§ WORK INSTRUCTION: Please return the entries, omitting and altering nothing.

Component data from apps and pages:
▼▼▼

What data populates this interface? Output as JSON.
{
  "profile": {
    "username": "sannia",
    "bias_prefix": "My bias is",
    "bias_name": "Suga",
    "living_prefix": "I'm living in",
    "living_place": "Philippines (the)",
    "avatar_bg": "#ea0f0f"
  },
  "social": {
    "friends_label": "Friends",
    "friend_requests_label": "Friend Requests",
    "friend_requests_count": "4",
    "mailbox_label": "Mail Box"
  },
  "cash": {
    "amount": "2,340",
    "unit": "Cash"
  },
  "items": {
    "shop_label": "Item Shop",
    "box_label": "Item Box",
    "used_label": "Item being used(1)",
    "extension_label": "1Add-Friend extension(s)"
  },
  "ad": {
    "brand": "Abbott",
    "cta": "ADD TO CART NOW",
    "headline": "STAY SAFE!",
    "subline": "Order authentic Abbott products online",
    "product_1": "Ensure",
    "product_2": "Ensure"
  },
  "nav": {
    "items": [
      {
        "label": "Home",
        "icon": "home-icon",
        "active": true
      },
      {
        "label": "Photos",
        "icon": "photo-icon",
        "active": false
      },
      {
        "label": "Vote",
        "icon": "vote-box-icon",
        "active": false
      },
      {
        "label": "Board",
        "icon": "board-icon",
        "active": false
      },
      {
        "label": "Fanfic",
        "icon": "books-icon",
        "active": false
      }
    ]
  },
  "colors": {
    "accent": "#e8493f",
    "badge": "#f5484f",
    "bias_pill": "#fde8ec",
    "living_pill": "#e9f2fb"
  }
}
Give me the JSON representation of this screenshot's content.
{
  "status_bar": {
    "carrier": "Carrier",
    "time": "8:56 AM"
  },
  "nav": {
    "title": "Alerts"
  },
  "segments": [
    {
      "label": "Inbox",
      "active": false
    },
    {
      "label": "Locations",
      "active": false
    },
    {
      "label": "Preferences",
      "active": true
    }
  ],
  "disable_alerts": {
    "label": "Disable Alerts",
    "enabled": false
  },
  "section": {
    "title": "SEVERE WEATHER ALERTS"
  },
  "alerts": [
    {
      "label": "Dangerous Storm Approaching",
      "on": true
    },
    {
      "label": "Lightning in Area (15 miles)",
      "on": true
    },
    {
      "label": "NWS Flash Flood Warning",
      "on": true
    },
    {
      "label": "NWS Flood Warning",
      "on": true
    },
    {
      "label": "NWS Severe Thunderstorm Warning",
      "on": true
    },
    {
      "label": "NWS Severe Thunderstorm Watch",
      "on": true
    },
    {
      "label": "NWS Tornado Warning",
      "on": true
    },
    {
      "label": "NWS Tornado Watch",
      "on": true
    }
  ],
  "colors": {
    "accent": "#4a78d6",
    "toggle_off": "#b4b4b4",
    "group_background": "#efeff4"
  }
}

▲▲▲

§ YOUR SOLUTION:
What data populates this interface? Output as JSON.
{
  "profile": {
    "username": "sannia",
    "bias_prefix": "My bias is",
    "bias_name": "Suga",
    "living_prefix": "I'm living in",
    "living_place": "Philippines (the)",
    "avatar_bg": "#ea0f0f"
  },
  "social": {
    "friends_label": "Friends",
    "friend_requests_label": "Friend Requests",
    "friend_requests_count": "4",
    "mailbox_label": "Mail Box"
  },
  "cash": {
    "amount": "2,340",
    "unit": "Cash"
  },
  "items": {
    "shop_label": "Item Shop",
    "box_label": "Item Box",
    "used_label": "Item being used(1)",
    "extension_label": "1Add-Friend extension(s)"
  },
  "ad": {
    "brand": "Abbott",
    "cta": "ADD TO CART NOW",
    "headline": "STAY SAFE!",
    "subline": "Order authentic Abbott products online",
    "product_1": "Ensure",
    "product_2": "Ensure"
  },
  "nav": {
    "items": [
      {
        "label": "Home",
        "icon": "home-icon",
        "active": true
      },
      {
        "label": "Photos",
        "icon": "photo-icon",
        "active": false
      },
      {
        "label": "Vote",
        "icon": "vote-box-icon",
        "active": false
      },
      {
        "label": "Board",
        "icon": "board-icon",
        "active": false
      },
      {
        "label": "Fanfic",
        "icon": "books-icon",
        "active": false
      }
    ]
  },
  "colors": {
    "accent": "#e8493f",
    "badge": "#f5484f",
    "bias_pill": "#fde8ec",
    "living_pill": "#e9f2fb"
  }
}
Give me the JSON representation of this screenshot's content.
{
  "status_bar": {
    "carrier": "Carrier",
    "time": "8:56 AM"
  },
  "nav": {
    "title": "Alerts"
  },
  "segments": [
    {
      "label": "Inbox",
      "active": false
    },
    {
      "label": "Locations",
      "active": false
    },
    {
      "label": "Preferences",
      "active": true
    }
  ],
  "disable_alerts": {
    "label": "Disable Alerts",
    "enabled": false
  },
  "section": {
    "title": "SEVERE WEATHER ALERTS"
  },
  "alerts": [
    {
      "label": "Dangerous Storm Approaching",
      "on": true
    },
    {
      "label": "Lightning in Area (15 miles)",
      "on": true
    },
    {
      "label": "NWS Flash Flood Warning",
      "on": true
    },
    {
      "label": "NWS Flood Warning",
      "on": true
    },
    {
      "label": "NWS Severe Thunderstorm Warning",
      "on": true
    },
    {
      "label": "NWS Severe Thunderstorm Watch",
      "on": true
    },
    {
      "label": "NWS Tornado Warning",
      "on": true
    },
    {
      "label": "NWS Tornado Watch",
      "on": true
    }
  ],
  "colors": {
    "accent": "#4a78d6",
    "toggle_off": "#b4b4b4",
    "group_background": "#efeff4"
  }
}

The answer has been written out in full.